A link to the FATF report can be found here. Additional discussion of FATF’s report can be read here on our Fintech Report.
Brazilian Agency Re-opens Investigation into Banks’ Treatment of Virtual Currency Firms
An advisor for Brazil’s Administrative Council for Economic Defense (CADE) submitted a Decision Order on May 13, 2020, to CADE’s executive body seeking to reopen an existing administrative inquiry into a complaint filed by the Brazilian Association of Cryptocurrencies and Blockchain (ABCB) against six Brazilian banks. ABCB had alleged in its complaint that the Brazilian banks unlawfully “refused to contract” through the unilateral closing of an existing account or through the refusal to open a new account, which had anti-competitive effects. The Brazilian banks had not refuted the alleged facts but argued that they were justified in their actions because of legal uncertainties related to Brazil’s regulation on the activity of cryptocurrency brokers, among other reasons. The General Superintendent of CADE had decided to close the administrative inquiry on December 23, 2019. In her May 13, 2020, Decision Order, CADE’s advisor argued that the administrative inquiry should be reopened and per news reports, the CADE executive body voted to approve such a reopening on May 20, 2020.
A native language link to the May 13, 2020, Decision Order can be found here and a link to a news report on CADE’s May 20, 2020, vote can be found here. The landing page for the administrative file for CADE’s inquiry can be found here.
Reports: Iran Takes Several Actions Related to the Regulation of Virtual Currencies
Per recent news reports, in May 2020, the Iranian Parliament has proposed to include virtual currency under its existing “currency smuggling” and foreign currency exchange regulations. The proposal would reportedly subject any virtual currency deemed to be a foreign currency to existing prohibitions on the unauthorized transfer of currency in and out of Iran. In addition, it would reportedly require virtual currency exchanges that buy, sell, or remit virtual currencies to be licensed by the Iranian Central Bank. Finally, it would reportedly require licensure with the Iranian Central Bank in order to carry out foreign exchange brokerage services within Iran for foreign persons.
Per additional news reports, also in May 2020, the Iranian president spoke with officials from the Iranian Central Bank, the energy department, and the information and communication technology ministries. Of the topics discussed, the Iranian president reportedly mandated those Iranian agencies to devise a national strategy for virtual currency mining, which would address regulation and mining revenue.

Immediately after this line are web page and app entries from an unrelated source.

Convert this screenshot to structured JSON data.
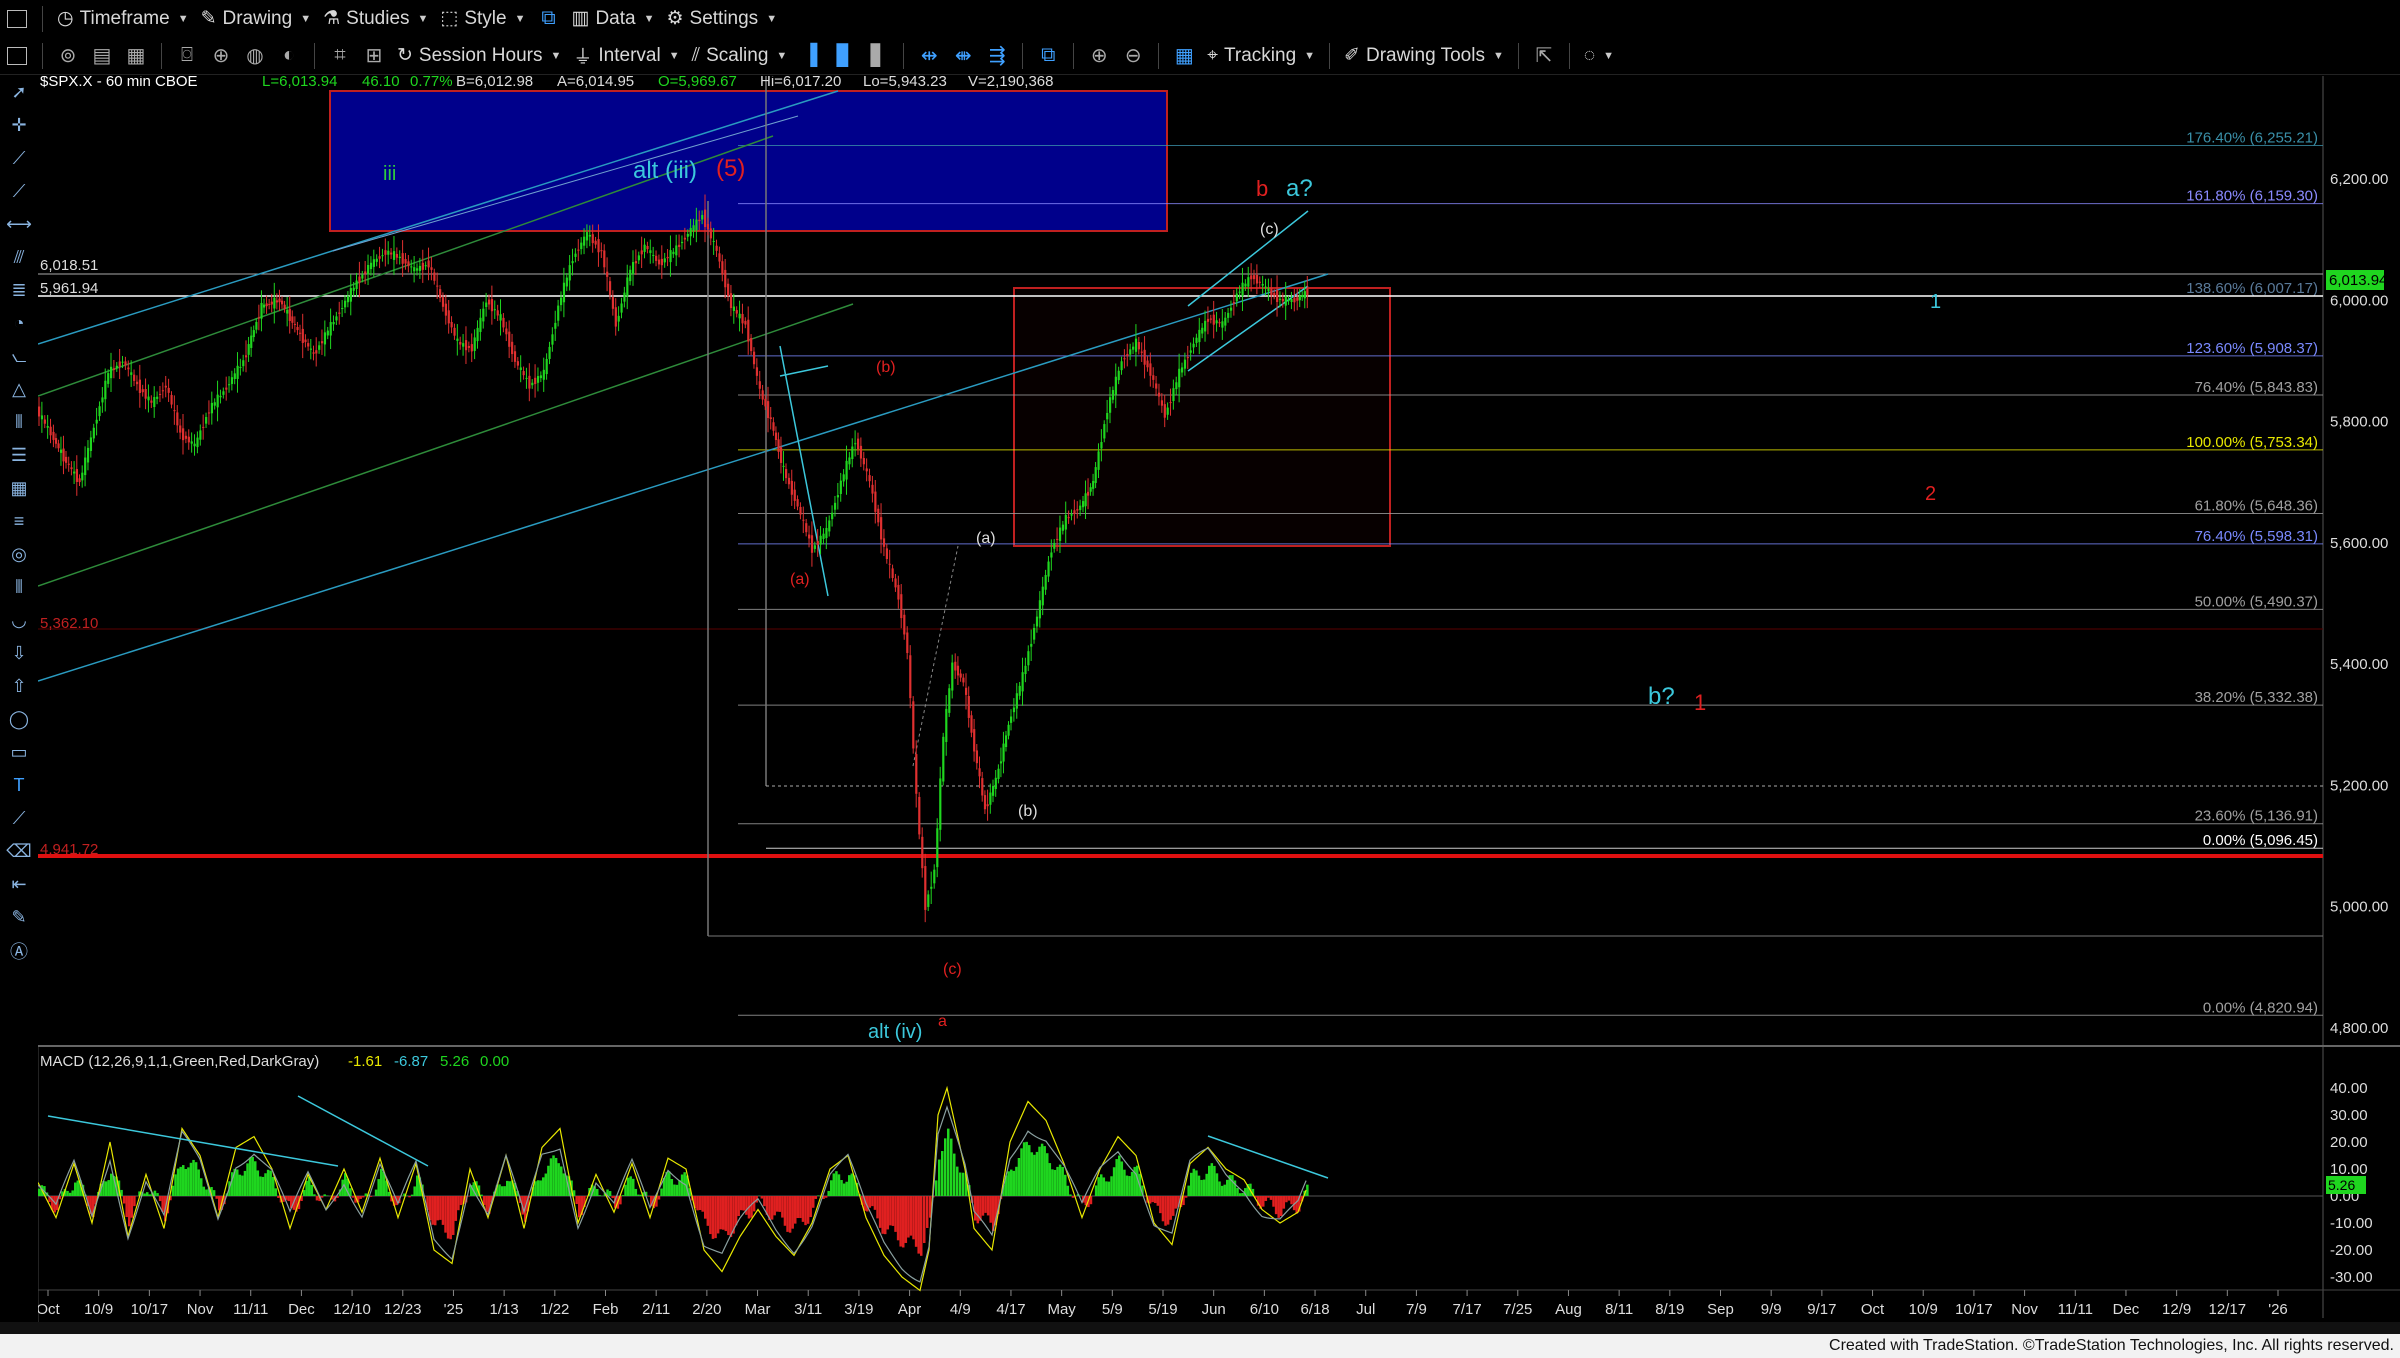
{
  "toolbar1": {
    "items": [
      "Timeframe",
      "Drawing",
      "Studies",
      "Style",
      "Data",
      "Settings"
    ]
  },
  "toolbar2": {
    "session": "Session Hours",
    "interval": "Interval",
    "scaling": "Scaling",
    "tracking": "Tracking",
    "drawing_tools": "Drawing Tools"
  },
  "header": {
    "symbol": "$SPX.X - 60 min  CBOE",
    "last": "L=6,013.94",
    "chg": "46.10",
    "pct": "0.77%",
    "bid": "B=6,012.98",
    "ask": "A=6,014.95",
    "open": "O=5,969.67",
    "high": "Hi=6,017.20",
    "low": "Lo=5,943.23",
    "vol": "V=2,190,368"
  },
  "colors": {
    "up": "#1fd61f",
    "down": "#e03030",
    "blue_box": "#00008b",
    "cyan": "#3cc8dc",
    "red": "#e02020"
  },
  "price_axis": [
    "6,200.00",
    "6,000.00",
    "5,800.00",
    "5,600.00",
    "5,400.00",
    "5,200.00",
    "5,000.00",
    "4,800.00"
  ],
  "current_price": "6,013.94",
  "left_levels": {
    "l1": "6,018.51",
    "l2": "5,961.94",
    "l3": "5,362.10",
    "l4": "4,941.72"
  },
  "fib_labels": [
    {
      "text": "176.40% (6,255.21)",
      "color": "#3a8fa8"
    },
    {
      "text": "161.80% (6,159.30)",
      "color": "#8a8aff"
    },
    {
      "text": "138.60% (6,007.17)",
      "color": "#5a7a9a"
    },
    {
      "text": "123.60% (5,908.37)",
      "color": "#7a8aff"
    },
    {
      "text": "76.40% (5,843.83)",
      "color": "#a0a0a0"
    },
    {
      "text": "100.00% (5,753.34)",
      "color": "#e8e800"
    },
    {
      "text": "61.80% (5,648.36)",
      "color": "#a0a0a0"
    },
    {
      "text": "76.40% (5,598.31)",
      "color": "#7a8aff"
    },
    {
      "text": "50.00% (5,490.37)",
      "color": "#a0a0a0"
    },
    {
      "text": "38.20% (5,332.38)",
      "color": "#a0a0a0"
    },
    {
      "text": "23.60% (5,136.91)",
      "color": "#a0a0a0"
    },
    {
      "text": "0.00% (5,096.45)",
      "color": "#ffffff"
    },
    {
      "text": "0.00% (4,820.94)",
      "color": "#a0a0a0"
    }
  ],
  "wave_labels": {
    "iii": "iii",
    "alt_iii": "alt (iii)",
    "w5": "(5)",
    "b_red": "b",
    "a_q": "a?",
    "c_top": "(c)",
    "b_paren_red": "(b)",
    "a_paren_red": "(a)",
    "a_paren": "(a)",
    "b_paren": "(b)",
    "c_red": "(c)",
    "a_red": "a",
    "alt_iv": "alt (iv)",
    "one_blue": "1",
    "two_red": "2",
    "b_q": "b?",
    "one_red": "1"
  },
  "macd": {
    "title": "MACD (12,26,9,1,1,Green,Red,DarkGray)",
    "v1": "-1.61",
    "v2": "-6.87",
    "v3": "5.26",
    "v4": "0.00",
    "axis": [
      "40.00",
      "30.00",
      "20.00",
      "10.00",
      "0.00",
      "-10.00",
      "-20.00",
      "-30.00"
    ],
    "current": "5.26"
  },
  "time_axis": [
    "Oct",
    "10/9",
    "10/17",
    "Nov",
    "11/11",
    "Dec",
    "12/10",
    "12/23",
    "'25",
    "1/13",
    "1/22",
    "Feb",
    "2/11",
    "2/20",
    "Mar",
    "3/11",
    "3/19",
    "Apr",
    "4/9",
    "4/17",
    "May",
    "5/9",
    "5/19",
    "Jun",
    "6/10",
    "6/18",
    "Jul",
    "7/9",
    "7/17",
    "7/25",
    "Aug",
    "8/11",
    "8/19",
    "Sep",
    "9/9",
    "9/17",
    "Oct",
    "10/9",
    "10/17",
    "Nov",
    "11/11",
    "Dec",
    "12/9",
    "12/17",
    "'26"
  ],
  "footer": "Created with TradeStation. ©TradeStation Technologies, Inc. All rights reserved.",
  "price_series": [
    [
      0,
      5820
    ],
    [
      16,
      5780
    ],
    [
      30,
      5740
    ],
    [
      48,
      5700
    ],
    [
      64,
      5790
    ],
    [
      80,
      5880
    ],
    [
      96,
      5900
    ],
    [
      112,
      5860
    ],
    [
      128,
      5830
    ],
    [
      144,
      5860
    ],
    [
      160,
      5780
    ],
    [
      176,
      5760
    ],
    [
      192,
      5820
    ],
    [
      208,
      5850
    ],
    [
      230,
      5900
    ],
    [
      250,
      5990
    ],
    [
      270,
      6000
    ],
    [
      290,
      5950
    ],
    [
      308,
      5910
    ],
    [
      324,
      5950
    ],
    [
      340,
      5990
    ],
    [
      356,
      6030
    ],
    [
      372,
      6060
    ],
    [
      388,
      6080
    ],
    [
      404,
      6070
    ],
    [
      420,
      6050
    ],
    [
      436,
      6060
    ],
    [
      452,
      5990
    ],
    [
      468,
      5930
    ],
    [
      484,
      5920
    ],
    [
      500,
      6000
    ],
    [
      516,
      5970
    ],
    [
      532,
      5900
    ],
    [
      548,
      5860
    ],
    [
      564,
      5880
    ],
    [
      580,
      5990
    ],
    [
      596,
      6070
    ],
    [
      612,
      6110
    ],
    [
      628,
      6080
    ],
    [
      644,
      5960
    ],
    [
      660,
      6050
    ],
    [
      676,
      6090
    ],
    [
      692,
      6060
    ],
    [
      708,
      6080
    ],
    [
      724,
      6110
    ],
    [
      740,
      6140
    ],
    [
      756,
      6080
    ],
    [
      772,
      5990
    ],
    [
      788,
      5960
    ],
    [
      804,
      5850
    ],
    [
      816,
      5800
    ],
    [
      830,
      5720
    ],
    [
      846,
      5660
    ],
    [
      862,
      5590
    ],
    [
      878,
      5620
    ],
    [
      894,
      5700
    ],
    [
      910,
      5770
    ],
    [
      926,
      5700
    ],
    [
      942,
      5590
    ],
    [
      958,
      5510
    ],
    [
      968,
      5420
    ],
    [
      978,
      5180
    ],
    [
      988,
      5000
    ],
    [
      998,
      5060
    ],
    [
      1008,
      5280
    ],
    [
      1018,
      5400
    ],
    [
      1030,
      5370
    ],
    [
      1042,
      5260
    ],
    [
      1054,
      5160
    ],
    [
      1066,
      5210
    ],
    [
      1080,
      5300
    ],
    [
      1096,
      5380
    ],
    [
      1112,
      5480
    ],
    [
      1128,
      5590
    ],
    [
      1144,
      5640
    ],
    [
      1160,
      5660
    ],
    [
      1174,
      5700
    ],
    [
      1190,
      5820
    ],
    [
      1206,
      5900
    ],
    [
      1222,
      5930
    ],
    [
      1238,
      5880
    ],
    [
      1254,
      5810
    ],
    [
      1270,
      5880
    ],
    [
      1286,
      5930
    ],
    [
      1302,
      5970
    ],
    [
      1318,
      5960
    ],
    [
      1334,
      6010
    ],
    [
      1350,
      6040
    ],
    [
      1366,
      6020
    ],
    [
      1382,
      6000
    ],
    [
      1398,
      6000
    ],
    [
      1412,
      6014
    ]
  ],
  "macd_series": [
    [
      0,
      5
    ],
    [
      20,
      -8
    ],
    [
      40,
      12
    ],
    [
      60,
      -10
    ],
    [
      80,
      20
    ],
    [
      100,
      -15
    ],
    [
      120,
      8
    ],
    [
      140,
      -12
    ],
    [
      160,
      25
    ],
    [
      180,
      15
    ],
    [
      200,
      -8
    ],
    [
      220,
      18
    ],
    [
      240,
      22
    ],
    [
      260,
      10
    ],
    [
      280,
      -12
    ],
    [
      300,
      8
    ],
    [
      320,
      -5
    ],
    [
      340,
      10
    ],
    [
      360,
      -6
    ],
    [
      380,
      14
    ],
    [
      400,
      -8
    ],
    [
      420,
      12
    ],
    [
      440,
      -20
    ],
    [
      460,
      -25
    ],
    [
      480,
      10
    ],
    [
      500,
      -8
    ],
    [
      520,
      15
    ],
    [
      540,
      -12
    ],
    [
      560,
      18
    ],
    [
      580,
      25
    ],
    [
      600,
      -10
    ],
    [
      620,
      8
    ],
    [
      640,
      -6
    ],
    [
      660,
      12
    ],
    [
      680,
      -8
    ],
    [
      700,
      14
    ],
    [
      720,
      10
    ],
    [
      740,
      -20
    ],
    [
      760,
      -28
    ],
    [
      780,
      -15
    ],
    [
      800,
      -5
    ],
    [
      820,
      -15
    ],
    [
      840,
      -22
    ],
    [
      860,
      -10
    ],
    [
      880,
      10
    ],
    [
      900,
      15
    ],
    [
      920,
      -8
    ],
    [
      940,
      -22
    ],
    [
      960,
      -30
    ],
    [
      980,
      -35
    ],
    [
      990,
      -20
    ],
    [
      1000,
      30
    ],
    [
      1010,
      40
    ],
    [
      1020,
      25
    ],
    [
      1030,
      10
    ],
    [
      1040,
      -12
    ],
    [
      1060,
      -20
    ],
    [
      1080,
      20
    ],
    [
      1100,
      35
    ],
    [
      1120,
      28
    ],
    [
      1140,
      12
    ],
    [
      1160,
      -8
    ],
    [
      1180,
      10
    ],
    [
      1200,
      22
    ],
    [
      1220,
      15
    ],
    [
      1240,
      -10
    ],
    [
      1260,
      -18
    ],
    [
      1280,
      12
    ],
    [
      1300,
      18
    ],
    [
      1320,
      10
    ],
    [
      1340,
      6
    ],
    [
      1360,
      -5
    ],
    [
      1380,
      -10
    ],
    [
      1400,
      -6
    ],
    [
      1412,
      5
    ]
  ]
}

A link to a news report on the Iranian parliament’s proposal can be found here, and a link to the Iranian president’s statement can be found here.